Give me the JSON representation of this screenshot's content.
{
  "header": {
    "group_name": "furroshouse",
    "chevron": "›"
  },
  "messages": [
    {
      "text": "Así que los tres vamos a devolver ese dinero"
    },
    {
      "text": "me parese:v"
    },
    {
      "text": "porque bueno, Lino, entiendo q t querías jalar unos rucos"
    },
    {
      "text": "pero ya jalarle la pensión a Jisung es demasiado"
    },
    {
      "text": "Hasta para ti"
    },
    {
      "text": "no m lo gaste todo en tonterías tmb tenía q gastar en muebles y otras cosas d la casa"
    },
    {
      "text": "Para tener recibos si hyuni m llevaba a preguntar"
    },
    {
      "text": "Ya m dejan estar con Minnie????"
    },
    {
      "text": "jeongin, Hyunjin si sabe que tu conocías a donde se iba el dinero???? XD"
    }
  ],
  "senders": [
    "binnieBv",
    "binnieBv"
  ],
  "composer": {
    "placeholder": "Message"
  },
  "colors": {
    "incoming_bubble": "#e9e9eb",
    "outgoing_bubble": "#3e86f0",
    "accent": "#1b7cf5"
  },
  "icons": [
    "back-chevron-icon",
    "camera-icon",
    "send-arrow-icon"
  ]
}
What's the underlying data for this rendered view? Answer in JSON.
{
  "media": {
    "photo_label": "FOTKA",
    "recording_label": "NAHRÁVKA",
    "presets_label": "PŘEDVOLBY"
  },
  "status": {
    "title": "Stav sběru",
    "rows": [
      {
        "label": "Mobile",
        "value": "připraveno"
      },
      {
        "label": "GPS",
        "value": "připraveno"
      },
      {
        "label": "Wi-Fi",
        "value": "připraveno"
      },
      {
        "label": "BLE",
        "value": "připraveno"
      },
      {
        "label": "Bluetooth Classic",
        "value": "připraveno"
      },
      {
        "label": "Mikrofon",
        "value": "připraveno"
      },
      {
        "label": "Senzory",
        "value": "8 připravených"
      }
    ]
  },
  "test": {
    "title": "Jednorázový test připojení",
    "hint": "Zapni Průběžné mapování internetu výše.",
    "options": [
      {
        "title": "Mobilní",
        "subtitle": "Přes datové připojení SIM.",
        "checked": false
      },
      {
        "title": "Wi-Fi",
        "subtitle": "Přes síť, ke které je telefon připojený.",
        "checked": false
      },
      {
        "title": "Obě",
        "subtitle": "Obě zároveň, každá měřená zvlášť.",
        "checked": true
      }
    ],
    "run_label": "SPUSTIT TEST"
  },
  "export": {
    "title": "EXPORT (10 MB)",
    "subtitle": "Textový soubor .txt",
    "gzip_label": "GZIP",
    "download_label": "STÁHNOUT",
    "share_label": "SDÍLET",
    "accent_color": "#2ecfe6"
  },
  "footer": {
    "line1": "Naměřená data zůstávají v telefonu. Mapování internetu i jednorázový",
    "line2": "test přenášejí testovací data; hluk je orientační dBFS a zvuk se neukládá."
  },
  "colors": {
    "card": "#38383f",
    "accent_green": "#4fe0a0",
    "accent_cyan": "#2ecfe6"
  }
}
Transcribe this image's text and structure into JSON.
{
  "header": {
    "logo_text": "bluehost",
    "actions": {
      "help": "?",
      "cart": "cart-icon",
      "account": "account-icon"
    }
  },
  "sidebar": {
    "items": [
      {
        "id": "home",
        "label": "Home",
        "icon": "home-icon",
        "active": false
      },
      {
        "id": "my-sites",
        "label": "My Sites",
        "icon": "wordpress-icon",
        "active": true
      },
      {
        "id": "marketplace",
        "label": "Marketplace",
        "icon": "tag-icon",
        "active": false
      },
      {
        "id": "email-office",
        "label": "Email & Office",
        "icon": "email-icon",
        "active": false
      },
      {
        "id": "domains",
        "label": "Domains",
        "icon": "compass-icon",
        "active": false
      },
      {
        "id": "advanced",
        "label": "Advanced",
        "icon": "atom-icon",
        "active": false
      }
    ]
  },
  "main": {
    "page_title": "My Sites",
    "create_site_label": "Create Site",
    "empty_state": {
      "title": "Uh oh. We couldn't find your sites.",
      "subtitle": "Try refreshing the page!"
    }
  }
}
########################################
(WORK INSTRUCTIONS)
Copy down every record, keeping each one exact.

(TASK RESULT)
Give me the JSON representation of this screenshot's content.
{
  "header": {
    "group_name": "furroshouse",
    "chevron": "›"
  },
  "messages": [
    {
      "text": "Así que los tres vamos a devolver ese dinero"
    },
    {
      "text": "me parese:v"
    },
    {
      "text": "porque bueno, Lino, entiendo q t querías jalar unos rucos"
    },
    {
      "text": "pero ya jalarle la pensión a Jisung es demasiado"
    },
    {
      "text": "Hasta para ti"
    },
    {
      "text": "no m lo gaste todo en tonterías tmb tenía q gastar en muebles y otras cosas d la casa"
    },
    {
      "text": "Para tener recibos si hyuni m llevaba a preguntar"
    },
    {
      "text": "Ya m dejan estar con Minnie????"
    },
    {
      "text": "jeongin, Hyunjin si sabe que tu conocías a donde se iba el dinero???? XD"
    }
  ],
  "senders": [
    "binnieBv",
    "binnieBv"
  ],
  "composer": {
    "placeholder": "Message"
  },
  "colors": {
    "incoming_bubble": "#e9e9eb",
    "outgoing_bubble": "#3e86f0",
    "accent": "#1b7cf5"
  },
  "icons": [
    "back-chevron-icon",
    "camera-icon",
    "send-arrow-icon"
  ]
}
What's the underlying data for this rendered view? Answer in JSON.
{
  "media": {
    "photo_label": "FOTKA",
    "recording_label": "NAHRÁVKA",
    "presets_label": "PŘEDVOLBY"
  },
  "status": {
    "title": "Stav sběru",
    "rows": [
      {
        "label": "Mobile",
        "value": "připraveno"
      },
      {
        "label": "GPS",
        "value": "připraveno"
      },
      {
        "label": "Wi-Fi",
        "value": "připraveno"
      },
      {
        "label": "BLE",
        "value": "připraveno"
      },
      {
        "label": "Bluetooth Classic",
        "value": "připraveno"
      },
      {
        "label": "Mikrofon",
        "value": "připraveno"
      },
      {
        "label": "Senzory",
        "value": "8 připravených"
      }
    ]
  },
  "test": {
    "title": "Jednorázový test připojení",
    "hint": "Zapni Průběžné mapování internetu výše.",
    "options": [
      {
        "title": "Mobilní",
        "subtitle": "Přes datové připojení SIM.",
        "checked": false
      },
      {
        "title": "Wi-Fi",
        "subtitle": "Přes síť, ke které je telefon připojený.",
        "checked": false
      },
      {
        "title": "Obě",
        "subtitle": "Obě zároveň, každá měřená zvlášť.",
        "checked": true
      }
    ],
    "run_label": "SPUSTIT TEST"
  },
  "export": {
    "title": "EXPORT (10 MB)",
    "subtitle": "Textový soubor .txt",
    "gzip_label": "GZIP",
    "download_label": "STÁHNOUT",
    "share_label": "SDÍLET",
    "accent_color": "#2ecfe6"
  },
  "footer": {
    "line1": "Naměřená data zůstávají v telefonu. Mapování internetu i jednorázový",
    "line2": "test přenášejí testovací data; hluk je orientační dBFS a zvuk se neukládá."
  },
  "colors": {
    "card": "#38383f",
    "accent_green": "#4fe0a0",
    "accent_cyan": "#2ecfe6"
  }
}
Transcribe this image's text and structure into JSON.
{
  "header": {
    "logo_text": "bluehost",
    "actions": {
      "help": "?",
      "cart": "cart-icon",
      "account": "account-icon"
    }
  },
  "sidebar": {
    "items": [
      {
        "id": "home",
        "label": "Home",
        "icon": "home-icon",
        "active": false
      },
      {
        "id": "my-sites",
        "label": "My Sites",
        "icon": "wordpress-icon",
        "active": true
      },
      {
        "id": "marketplace",
        "label": "Marketplace",
        "icon": "tag-icon",
        "active": false
      },
      {
        "id": "email-office",
        "label": "Email & Office",
        "icon": "email-icon",
        "active": false
      },
      {
        "id": "domains",
        "label": "Domains",
        "icon": "compass-icon",
        "active": false
      },
      {
        "id": "advanced",
        "label": "Advanced",
        "icon": "atom-icon",
        "active": false
      }
    ]
  },
  "main": {
    "page_title": "My Sites",
    "create_site_label": "Create Site",
    "empty_state": {
      "title": "Uh oh. We couldn't find your sites.",
      "subtitle": "Try refreshing the page!"
    }
  }
}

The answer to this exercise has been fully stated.